Democrats and Republicans alike have been eagerly grilling the CEOs of social media companies lately about their complicity in spreading disinformation. This is being done under the implied threat that if they don’t do something, Congress will do it for them.
I have a problem with this. Two problems, actually. First, everyone would be outraged if Congress hauled in the folks responsible for Rush Limbaugh and Fox News and Sinclair Radio and treated them the same way. So why is social media any different?
But let’s say that First Amendment concerns don’t sway you. Then this should: social media is most likely not a very important cog in the great right-wing disinformation machine anyway. A couple of years ago, Harvard scholars Yochai Benkler, Rob Faris and Hal Robert wrote a book about their research into disinformation, and here’s their conclusion:
Surveys make it clear that Fox News is by far the most influential outlet on the American right — more than five times as many Trump supporters reported using Fox News as their primary news outlet than those who named Facebook. And Trump support was highest among demographics whose social media use was lowest.
Our data repeatedly show Fox as the transmission vector of widespread conspiracy theories. The original Seth Rich conspiracy did not take off when initially propagated in July 2016 by fringe and pro-Russia sites, but only a year later, as Fox News revived it when James Comey was fired. The Clinton pedophilia libel that resulted in Pizzagate was started by a Fox online report, repeated across the Fox TV schedule, and provided the prime source of validation across the right-wing media ecosystem.

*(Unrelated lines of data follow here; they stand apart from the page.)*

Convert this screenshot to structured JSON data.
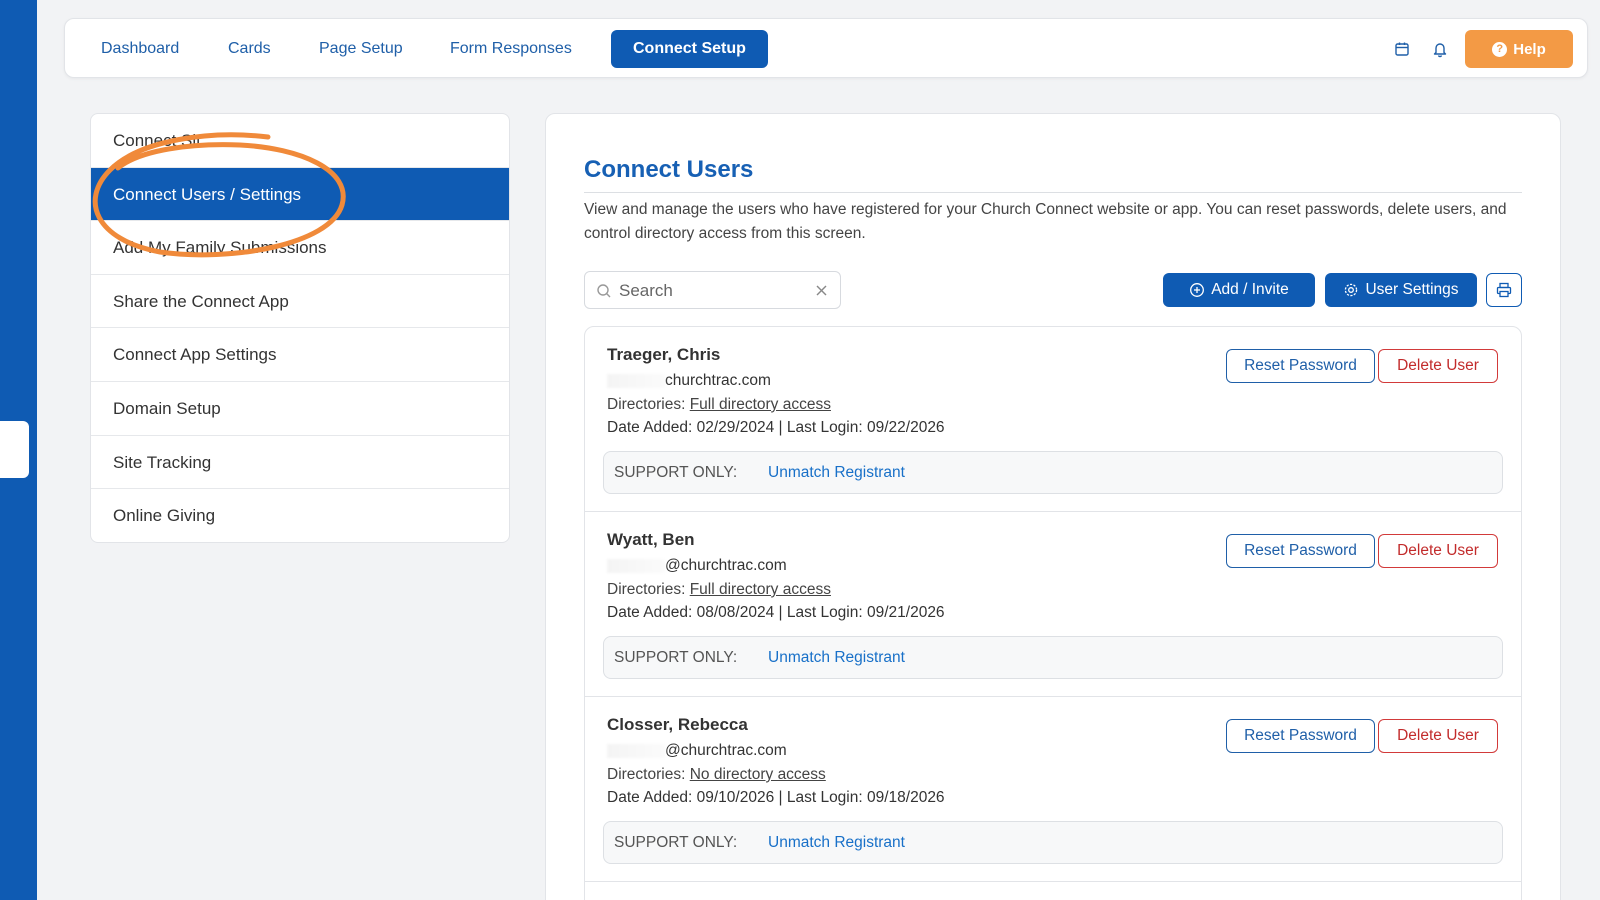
{
  "nav": {
    "items": [
      "Dashboard",
      "Cards",
      "Page Setup",
      "Form Responses",
      "Connect Setup"
    ],
    "active": "Connect Setup",
    "icons": [
      "calendar-icon",
      "bell-icon"
    ],
    "help_label": "Help"
  },
  "sidebar": {
    "items": [
      {
        "label": "Connect Sit..."
      },
      {
        "label": "Connect Users / Settings"
      },
      {
        "label": "Add My Family Submissions"
      },
      {
        "label": "Share the Connect App"
      },
      {
        "label": "Connect App Settings"
      },
      {
        "label": "Domain Setup"
      },
      {
        "label": "Site Tracking"
      },
      {
        "label": "Online Giving"
      }
    ],
    "active_index": 1,
    "annotation_color": "#f08a3a"
  },
  "main": {
    "title": "Connect Users",
    "description": "View and manage the users who have registered for your Church Connect website or app. You can reset passwords, delete users, and control directory access from this screen.",
    "search": {
      "placeholder": "Search",
      "value": ""
    },
    "add_invite_label": "Add / Invite",
    "user_settings_label": "User Settings",
    "users": [
      {
        "name": "Traeger, Chris",
        "email": "churchtrac.com",
        "directories_label": "Directories:",
        "directories_value": "Full directory access",
        "dates": "Date Added: 02/29/2024 | Last Login: 09/22/2026",
        "reset_label": "Reset Password",
        "delete_label": "Delete User",
        "support_label": "SUPPORT ONLY:",
        "support_link": "Unmatch Registrant"
      },
      {
        "name": "Wyatt, Ben",
        "email": "@churchtrac.com",
        "directories_label": "Directories:",
        "directories_value": "Full directory access",
        "dates": "Date Added: 08/08/2024 | Last Login: 09/21/2026",
        "reset_label": "Reset Password",
        "delete_label": "Delete User",
        "support_label": "SUPPORT ONLY:",
        "support_link": "Unmatch Registrant"
      },
      {
        "name": "Closser, Rebecca",
        "email": "@churchtrac.com",
        "directories_label": "Directories:",
        "directories_value": "No directory access",
        "dates": "Date Added: 09/10/2026 | Last Login: 09/18/2026",
        "reset_label": "Reset Password",
        "delete_label": "Delete User",
        "support_label": "SUPPORT ONLY:",
        "support_link": "Unmatch Registrant"
      }
    ]
  },
  "colors": {
    "brand_blue": "#0f5bb3",
    "help_orange": "#f39a45",
    "danger_red": "#d23a3a"
  }
}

In 2017 Fox repeatedly attacked the national security establishment and law enforcement whenever the Trump-Russia investigation heated up. Each attack involved significant online activity, but the spikes in attention and transition moments are associated with Hannity, “Fox & Friends” and others like Tucker Carlson or Lou Dobbs.
More recently they took a look at the right-wing campaign to discredit mail-in voting:

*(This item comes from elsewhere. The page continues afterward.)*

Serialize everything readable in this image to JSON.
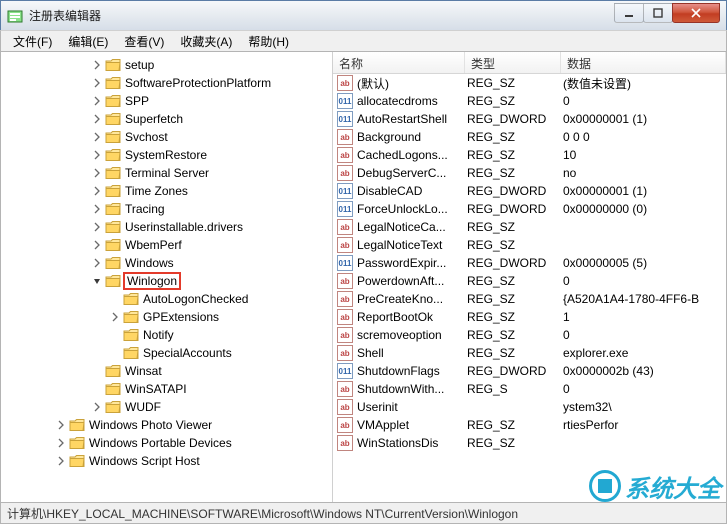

Contrary to the focus of most contemporary work on disinformation, our findings suggest that this highly effective disinformation campaign, with potentially profound effects for both participation in and the legitimacy of the 2020 election, was an elite-driven, mass-media led process. Social media played only a secondary and supportive role.
Kevin Roose’s widely distributed list of top Facebook posts suggests what’s really going on:
Seven of these ten posts are from Fox News or Donald Trump. Facebook may help them get a little more reach than they otherwise would—though probably among true believers who hardly needed any convincing anyway—but it’s old-school media that generated all the attention in the first place. Facebook posters take their lead mainly from Fox and Trump and just follow along.
It also turns out that the “Facebook problem” hinges a lot on boring—but important!—classification issues. Richard Rogers of the University of Amsterdam notes that “fake news” encompasses vastly different things depending on how you define it:
Roomier definitions make the problem larger and result in findings such as the most well-known ‘fake news’ story of 2016. ‘Pope Francis Shocks World, Endorses Donald Trump for President’ began as satire and was later circulated on a hyperpartisan, fly-by-night site (Ending the Fed). It garnered higher engagement rates on Facebook than more serious articles in the mainstream news. When such stories are counted as ‘fake’, ‘junk’ or ‘problematic’, and the scale increases, industrial-style custodial action may be preferred such as mass contention moderation as well as crowd-sourced and automated flagging, followed by platform escalation procedures and outcomes such as suspending or deplatforming stories, videos and sources.
The chart below on the left shows engagement with fake news (pink line) using this “roomy” definition. But what if you restrict the definition of fake news to eliminate sites that are merely hyperpartisan or satirical, instead including only genuine imposter and conspiracy sites? Then you get the chart on the right:
Using this definition it turns out that engagement with fake news is tiny compared to engagement with real news. Of course, that real news includes hyperpartisan sites, and obviously those exist on a continuum that includes a lot of gray areas, but in general it turns out that the real crazytown stuff doesn’t get all that much attention.
None of this is proof positive of anything. But even if you assume the “real” definition of crackpot stuff is somewhere between the two above, it still suggests that we’re overestimating how much of it is getting a serious share of online eyeballs. There’s not much question that Facebook helps to amplify Fox News, and that’s obviously a problem for progressives. But does it justify regulating Facebook? Why not regulate the source instead?
Roughly speaking, I think the evidence points in one direction: When it comes to disinformation the real vectors are elite actors like Donald Trump, Fox News, talk radio, and so forth. They define the agenda, and Facebook just follows along. Relatedly, when elite players don’t play along, disinformation on Facebook gets very little traction.
To the extent that Facebook is yet another amplifier of the right-wing noise machine, it’s a problem. But it’s nowhere near the main problem. That remains just where it’s always been.